ASSIGNMENT -> Examine the material below and count the lines that hold the word "HIRING". Report only the number.

EXERCISE MATERIALS ->

------------------------------

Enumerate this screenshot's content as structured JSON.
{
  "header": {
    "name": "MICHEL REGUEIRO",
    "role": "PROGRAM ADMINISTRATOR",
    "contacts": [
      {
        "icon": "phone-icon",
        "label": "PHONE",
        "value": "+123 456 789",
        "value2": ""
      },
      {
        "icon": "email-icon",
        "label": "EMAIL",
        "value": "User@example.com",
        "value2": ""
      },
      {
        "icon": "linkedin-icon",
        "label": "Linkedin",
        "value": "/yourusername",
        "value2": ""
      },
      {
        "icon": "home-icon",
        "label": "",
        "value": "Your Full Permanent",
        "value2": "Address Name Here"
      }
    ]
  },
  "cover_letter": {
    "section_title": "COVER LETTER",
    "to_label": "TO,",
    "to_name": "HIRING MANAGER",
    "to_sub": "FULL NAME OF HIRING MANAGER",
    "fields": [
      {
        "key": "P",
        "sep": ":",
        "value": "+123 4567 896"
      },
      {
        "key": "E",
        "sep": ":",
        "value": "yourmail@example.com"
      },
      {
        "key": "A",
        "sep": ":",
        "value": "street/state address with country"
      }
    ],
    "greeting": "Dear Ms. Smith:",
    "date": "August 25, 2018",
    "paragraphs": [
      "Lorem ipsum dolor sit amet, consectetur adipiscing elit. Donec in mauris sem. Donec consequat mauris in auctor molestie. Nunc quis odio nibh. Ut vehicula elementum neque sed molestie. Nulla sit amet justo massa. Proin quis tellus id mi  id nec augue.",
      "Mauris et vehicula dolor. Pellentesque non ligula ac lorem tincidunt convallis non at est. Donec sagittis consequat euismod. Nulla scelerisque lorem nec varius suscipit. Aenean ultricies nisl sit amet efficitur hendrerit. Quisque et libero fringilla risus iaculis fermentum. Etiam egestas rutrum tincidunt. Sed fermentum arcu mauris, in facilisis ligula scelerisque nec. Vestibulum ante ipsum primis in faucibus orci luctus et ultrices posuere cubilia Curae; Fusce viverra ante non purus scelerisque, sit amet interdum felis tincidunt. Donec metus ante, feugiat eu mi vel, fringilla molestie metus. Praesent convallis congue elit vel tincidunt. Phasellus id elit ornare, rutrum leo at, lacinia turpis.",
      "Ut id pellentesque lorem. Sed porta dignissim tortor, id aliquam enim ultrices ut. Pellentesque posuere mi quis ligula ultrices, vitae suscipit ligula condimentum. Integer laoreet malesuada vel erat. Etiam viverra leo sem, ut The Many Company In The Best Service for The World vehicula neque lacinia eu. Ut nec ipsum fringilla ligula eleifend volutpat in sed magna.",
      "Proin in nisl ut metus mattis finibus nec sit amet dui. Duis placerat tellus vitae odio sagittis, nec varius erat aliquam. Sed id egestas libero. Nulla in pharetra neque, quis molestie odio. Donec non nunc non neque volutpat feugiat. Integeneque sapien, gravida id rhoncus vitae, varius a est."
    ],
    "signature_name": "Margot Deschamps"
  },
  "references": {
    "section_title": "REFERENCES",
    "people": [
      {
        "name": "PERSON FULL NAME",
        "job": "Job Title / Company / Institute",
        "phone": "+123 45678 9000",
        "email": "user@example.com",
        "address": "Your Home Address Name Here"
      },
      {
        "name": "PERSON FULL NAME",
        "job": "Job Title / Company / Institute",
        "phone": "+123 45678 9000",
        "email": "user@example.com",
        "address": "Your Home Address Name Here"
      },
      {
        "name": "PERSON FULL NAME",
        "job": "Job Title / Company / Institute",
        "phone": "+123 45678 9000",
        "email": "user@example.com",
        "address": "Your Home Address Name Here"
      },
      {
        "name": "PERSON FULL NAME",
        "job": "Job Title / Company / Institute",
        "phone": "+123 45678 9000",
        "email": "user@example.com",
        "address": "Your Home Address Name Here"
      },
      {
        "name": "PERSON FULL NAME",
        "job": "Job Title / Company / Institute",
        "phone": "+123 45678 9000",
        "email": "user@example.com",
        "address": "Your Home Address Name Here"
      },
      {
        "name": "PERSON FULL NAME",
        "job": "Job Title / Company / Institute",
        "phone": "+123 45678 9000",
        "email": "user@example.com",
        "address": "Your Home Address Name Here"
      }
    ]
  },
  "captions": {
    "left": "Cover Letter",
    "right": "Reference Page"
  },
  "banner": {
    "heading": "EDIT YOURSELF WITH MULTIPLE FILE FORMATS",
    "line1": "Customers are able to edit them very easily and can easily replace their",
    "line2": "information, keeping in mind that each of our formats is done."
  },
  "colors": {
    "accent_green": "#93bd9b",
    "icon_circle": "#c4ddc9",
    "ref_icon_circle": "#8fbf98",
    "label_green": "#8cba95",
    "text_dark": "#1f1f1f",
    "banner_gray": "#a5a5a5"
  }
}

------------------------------

EXPECTED ANSWER -> 2